Segment Start: DATASET RECORDS

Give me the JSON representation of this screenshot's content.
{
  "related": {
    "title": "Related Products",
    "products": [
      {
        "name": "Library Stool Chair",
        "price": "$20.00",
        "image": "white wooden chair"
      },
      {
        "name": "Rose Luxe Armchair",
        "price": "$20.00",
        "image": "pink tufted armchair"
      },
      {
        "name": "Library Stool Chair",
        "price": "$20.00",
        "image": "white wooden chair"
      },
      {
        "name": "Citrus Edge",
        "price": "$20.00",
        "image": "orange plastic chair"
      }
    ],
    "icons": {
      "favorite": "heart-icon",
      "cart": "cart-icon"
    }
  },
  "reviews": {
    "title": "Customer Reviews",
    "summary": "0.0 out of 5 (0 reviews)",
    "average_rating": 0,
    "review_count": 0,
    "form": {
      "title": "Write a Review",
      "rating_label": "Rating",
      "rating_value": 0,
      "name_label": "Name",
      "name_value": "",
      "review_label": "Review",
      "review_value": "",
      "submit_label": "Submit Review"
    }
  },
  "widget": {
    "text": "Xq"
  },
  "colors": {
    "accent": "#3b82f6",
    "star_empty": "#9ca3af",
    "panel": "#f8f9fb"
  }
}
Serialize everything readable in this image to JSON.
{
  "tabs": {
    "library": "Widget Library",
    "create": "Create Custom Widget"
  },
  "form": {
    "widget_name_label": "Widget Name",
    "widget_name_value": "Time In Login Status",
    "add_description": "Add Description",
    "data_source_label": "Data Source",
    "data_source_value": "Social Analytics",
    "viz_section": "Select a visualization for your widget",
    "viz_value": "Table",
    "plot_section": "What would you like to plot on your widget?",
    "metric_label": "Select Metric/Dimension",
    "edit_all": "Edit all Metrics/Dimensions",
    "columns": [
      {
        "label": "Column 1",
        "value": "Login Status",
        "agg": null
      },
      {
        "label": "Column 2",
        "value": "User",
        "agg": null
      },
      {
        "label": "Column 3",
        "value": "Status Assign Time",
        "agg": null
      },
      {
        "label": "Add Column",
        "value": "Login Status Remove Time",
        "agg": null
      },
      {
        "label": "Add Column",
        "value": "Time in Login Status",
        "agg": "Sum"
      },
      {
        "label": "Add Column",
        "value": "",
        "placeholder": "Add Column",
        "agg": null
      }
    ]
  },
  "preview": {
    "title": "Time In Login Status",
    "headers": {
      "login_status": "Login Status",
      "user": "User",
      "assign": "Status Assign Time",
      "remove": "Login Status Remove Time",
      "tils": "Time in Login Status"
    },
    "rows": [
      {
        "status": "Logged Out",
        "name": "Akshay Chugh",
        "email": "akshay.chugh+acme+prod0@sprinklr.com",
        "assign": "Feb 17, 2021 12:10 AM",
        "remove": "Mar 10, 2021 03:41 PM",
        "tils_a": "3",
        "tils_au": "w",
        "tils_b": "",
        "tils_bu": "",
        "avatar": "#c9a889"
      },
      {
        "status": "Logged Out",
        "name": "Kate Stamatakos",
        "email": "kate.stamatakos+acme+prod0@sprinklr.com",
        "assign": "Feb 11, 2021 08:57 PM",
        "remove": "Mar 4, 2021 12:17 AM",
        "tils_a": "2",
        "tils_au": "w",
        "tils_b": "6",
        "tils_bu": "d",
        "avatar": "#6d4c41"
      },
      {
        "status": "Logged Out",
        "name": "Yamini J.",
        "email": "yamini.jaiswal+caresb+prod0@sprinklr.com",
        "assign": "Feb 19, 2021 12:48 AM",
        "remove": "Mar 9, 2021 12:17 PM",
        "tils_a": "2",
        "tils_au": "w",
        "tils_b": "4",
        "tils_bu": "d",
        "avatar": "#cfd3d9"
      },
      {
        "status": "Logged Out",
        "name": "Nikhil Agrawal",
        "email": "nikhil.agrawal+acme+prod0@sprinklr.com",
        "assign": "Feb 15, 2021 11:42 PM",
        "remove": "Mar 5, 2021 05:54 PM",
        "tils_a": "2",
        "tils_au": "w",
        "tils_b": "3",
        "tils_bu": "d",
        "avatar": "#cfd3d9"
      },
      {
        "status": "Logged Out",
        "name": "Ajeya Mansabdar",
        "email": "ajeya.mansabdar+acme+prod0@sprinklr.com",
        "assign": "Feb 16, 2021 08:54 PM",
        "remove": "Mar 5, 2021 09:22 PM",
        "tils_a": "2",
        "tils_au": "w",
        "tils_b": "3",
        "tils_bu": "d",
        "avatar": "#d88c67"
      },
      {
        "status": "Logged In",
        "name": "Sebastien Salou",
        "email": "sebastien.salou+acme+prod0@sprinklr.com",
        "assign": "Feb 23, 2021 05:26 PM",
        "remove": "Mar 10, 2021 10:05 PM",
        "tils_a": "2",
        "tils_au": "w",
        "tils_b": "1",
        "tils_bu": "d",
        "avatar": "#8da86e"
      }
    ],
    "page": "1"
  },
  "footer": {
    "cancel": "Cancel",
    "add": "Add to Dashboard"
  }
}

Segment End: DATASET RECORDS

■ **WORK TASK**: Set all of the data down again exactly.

■ **TASK OUTPUT**:
Give me the JSON representation of this screenshot's content.
{
  "related": {
    "title": "Related Products",
    "products": [
      {
        "name": "Library Stool Chair",
        "price": "$20.00",
        "image": "white wooden chair"
      },
      {
        "name": "Rose Luxe Armchair",
        "price": "$20.00",
        "image": "pink tufted armchair"
      },
      {
        "name": "Library Stool Chair",
        "price": "$20.00",
        "image": "white wooden chair"
      },
      {
        "name": "Citrus Edge",
        "price": "$20.00",
        "image": "orange plastic chair"
      }
    ],
    "icons": {
      "favorite": "heart-icon",
      "cart": "cart-icon"
    }
  },
  "reviews": {
    "title": "Customer Reviews",
    "summary": "0.0 out of 5 (0 reviews)",
    "average_rating": 0,
    "review_count": 0,
    "form": {
      "title": "Write a Review",
      "rating_label": "Rating",
      "rating_value": 0,
      "name_label": "Name",
      "name_value": "",
      "review_label": "Review",
      "review_value": "",
      "submit_label": "Submit Review"
    }
  },
  "widget": {
    "text": "Xq"
  },
  "colors": {
    "accent": "#3b82f6",
    "star_empty": "#9ca3af",
    "panel": "#f8f9fb"
  }
}
Serialize everything readable in this image to JSON.
{
  "tabs": {
    "library": "Widget Library",
    "create": "Create Custom Widget"
  },
  "form": {
    "widget_name_label": "Widget Name",
    "widget_name_value": "Time In Login Status",
    "add_description": "Add Description",
    "data_source_label": "Data Source",
    "data_source_value": "Social Analytics",
    "viz_section": "Select a visualization for your widget",
    "viz_value": "Table",
    "plot_section": "What would you like to plot on your widget?",
    "metric_label": "Select Metric/Dimension",
    "edit_all": "Edit all Metrics/Dimensions",
    "columns": [
      {
        "label": "Column 1",
        "value": "Login Status",
        "agg": null
      },
      {
        "label": "Column 2",
        "value": "User",
        "agg": null
      },
      {
        "label": "Column 3",
        "value": "Status Assign Time",
        "agg": null
      },
      {
        "label": "Add Column",
        "value": "Login Status Remove Time",
        "agg": null
      },
      {
        "label": "Add Column",
        "value": "Time in Login Status",
        "agg": "Sum"
      },
      {
        "label": "Add Column",
        "value": "",
        "placeholder": "Add Column",
        "agg": null
      }
    ]
  },
  "preview": {
    "title": "Time In Login Status",
    "headers": {
      "login_status": "Login Status",
      "user": "User",
      "assign": "Status Assign Time",
      "remove": "Login Status Remove Time",
      "tils": "Time in Login Status"
    },
    "rows": [
      {
        "status": "Logged Out",
        "name": "Akshay Chugh",
        "email": "akshay.chugh+acme+prod0@sprinklr.com",
        "assign": "Feb 17, 2021 12:10 AM",
        "remove": "Mar 10, 2021 03:41 PM",
        "tils_a": "3",
        "tils_au": "w",
        "tils_b": "",
        "tils_bu": "",
        "avatar": "#c9a889"
      },
      {
        "status": "Logged Out",
        "name": "Kate Stamatakos",
        "email": "kate.stamatakos+acme+prod0@sprinklr.com",
        "assign": "Feb 11, 2021 08:57 PM",
        "remove": "Mar 4, 2021 12:17 AM",
        "tils_a": "2",
        "tils_au": "w",
        "tils_b": "6",
        "tils_bu": "d",
        "avatar": "#6d4c41"
      },
      {
        "status": "Logged Out",
        "name": "Yamini J.",
        "email": "yamini.jaiswal+caresb+prod0@sprinklr.com",
        "assign": "Feb 19, 2021 12:48 AM",
        "remove": "Mar 9, 2021 12:17 PM",
        "tils_a": "2",
        "tils_au": "w",
        "tils_b": "4",
        "tils_bu": "d",
        "avatar": "#cfd3d9"
      },
      {
        "status": "Logged Out",
        "name": "Nikhil Agrawal",
        "email": "nikhil.agrawal+acme+prod0@sprinklr.com",
        "assign": "Feb 15, 2021 11:42 PM",
        "remove": "Mar 5, 2021 05:54 PM",
        "tils_a": "2",
        "tils_au": "w",
        "tils_b": "3",
        "tils_bu": "d",
        "avatar": "#cfd3d9"
      },
      {
        "status": "Logged Out",
        "name": "Ajeya Mansabdar",
        "email": "ajeya.mansabdar+acme+prod0@sprinklr.com",
        "assign": "Feb 16, 2021 08:54 PM",
        "remove": "Mar 5, 2021 09:22 PM",
        "tils_a": "2",
        "tils_au": "w",
        "tils_b": "3",
        "tils_bu": "d",
        "avatar": "#d88c67"
      },
      {
        "status": "Logged In",
        "name": "Sebastien Salou",
        "email": "sebastien.salou+acme+prod0@sprinklr.com",
        "assign": "Feb 23, 2021 05:26 PM",
        "remove": "Mar 10, 2021 10:05 PM",
        "tils_a": "2",
        "tils_au": "w",
        "tils_b": "1",
        "tils_bu": "d",
        "avatar": "#8da86e"
      }
    ],
    "page": "1"
  },
  "footer": {
    "cancel": "Cancel",
    "add": "Add to Dashboard"
  }
}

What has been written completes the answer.